will be built into vehicles for U.S. firm General Dynamics and
then sent to Saudi Arabia. Germany's approval process takes
account of the final destination.
An Airbus executive, speaking on condition of anonymity,
said the problem is not that applications are being refused, but
that hardly any decisions are being taken at all. The ministry
declined to comment.
Georg Wilhelm Adamowitsch, head of Germany's Security and
Defence Industry association, complained that Berlin had no idea
of the consequences its new approach would have on foreign
manufacturers that use German parts. The government should at
least make sure there is a common Europe-wide stance, he said.
A German arms industry executive, speaking on condition of
anonymity, said European customers kept waiting for German
components would eventually take their business elsewhere.
Gabriel has advised German arms manufacturers to focus on
civilian products instead. That may be difficult for firms like
Heckler & Koch, which makes the G36 assault rifle and employs
700 people in the small southern town of Oberndorf.
Developed for the German army, the G36 is standard issue for
infantry and special forces worldwide and used in 30 countries.
Heckler & Koch guns have appeared in Libya and Mexico, in
circumstances clearly beyond legal German export channels.
In 2008 Germany allowed Saudi Arabia a licence to produce
Heckler & Koch's G36, although it would still depend on some
parts from Oberndorf. German magazine Der Spiegel has reported
that Gabriel will now forbid the export of these parts.
A source at Heckler & Koch said they were waiting to hear.
Gabriel's ministry has said they never comment on individual
arms export applications.
Some of Merkel's conservative lawmakers accuse Gabriel of
jumping on a populist cause to boost his profile with voters and

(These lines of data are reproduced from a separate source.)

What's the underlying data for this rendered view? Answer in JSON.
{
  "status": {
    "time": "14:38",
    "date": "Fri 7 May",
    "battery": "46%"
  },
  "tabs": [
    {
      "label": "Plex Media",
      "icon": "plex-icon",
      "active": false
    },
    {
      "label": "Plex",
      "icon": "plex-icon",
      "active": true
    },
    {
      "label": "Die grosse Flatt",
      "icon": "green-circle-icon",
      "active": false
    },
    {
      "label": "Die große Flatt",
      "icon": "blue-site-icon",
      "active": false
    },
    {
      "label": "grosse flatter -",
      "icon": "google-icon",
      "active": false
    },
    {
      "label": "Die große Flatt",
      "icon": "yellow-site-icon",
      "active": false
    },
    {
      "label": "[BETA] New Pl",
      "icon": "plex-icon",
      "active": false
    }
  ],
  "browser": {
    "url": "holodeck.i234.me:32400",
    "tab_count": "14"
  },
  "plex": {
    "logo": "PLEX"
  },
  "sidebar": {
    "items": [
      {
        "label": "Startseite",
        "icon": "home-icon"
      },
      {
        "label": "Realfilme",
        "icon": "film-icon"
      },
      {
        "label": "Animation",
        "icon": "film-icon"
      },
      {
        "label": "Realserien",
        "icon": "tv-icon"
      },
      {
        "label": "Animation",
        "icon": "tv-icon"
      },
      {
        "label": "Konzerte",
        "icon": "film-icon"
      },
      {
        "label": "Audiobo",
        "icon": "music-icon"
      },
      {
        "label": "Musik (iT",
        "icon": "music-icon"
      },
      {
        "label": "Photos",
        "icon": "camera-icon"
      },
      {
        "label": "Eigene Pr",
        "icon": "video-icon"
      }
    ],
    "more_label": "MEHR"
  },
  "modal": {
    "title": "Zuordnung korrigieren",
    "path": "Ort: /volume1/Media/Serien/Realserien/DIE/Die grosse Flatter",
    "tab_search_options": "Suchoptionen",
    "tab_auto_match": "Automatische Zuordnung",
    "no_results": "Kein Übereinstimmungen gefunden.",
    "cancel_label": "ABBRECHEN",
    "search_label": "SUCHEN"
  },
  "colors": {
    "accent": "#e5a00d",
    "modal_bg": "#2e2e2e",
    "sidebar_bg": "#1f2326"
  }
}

nurture his ambitions of becoming chancellor in 2017.
"Defence projects are already being planned without German
components," said Joachim Pfeiffer from Merkel's Christian
Democrats (CDU), lamenting the damage to German industry.
Earlier this month Krauss-Maffei Wegmann said it had entered
merger talks with French tankmaker Nexter as both seek ways to
cope with military budget cuts. Arms industry insiders say the
move was accelerated by Gabriel's intention to curb exports.
Rheinmetall has just hired Merkel's former development
minister Dirk Niebel, from the FDP, as chief lobbyist. The move
to the arms industry by someone who used to sit on the national
security council has enraged anti-lobby groups.
Van Aken believes that, as few details are ever released by
the council about which exports it has refused and why, Gabriel
will be under pressure to make a grand gesture to prove he has
been effective - for example by banning the export of SALWs.
He takes heart from the way the production and export of
land mines was all but stopped in 1999 as outrage grew.
"Imagine a country like Germany banning small weapons
exports - and how it would stigmatize those that still do
export," he said. "Germany has the chance to set an example."
(Writing by Alexandra Hudson; Edited by Stephen Brown and Janet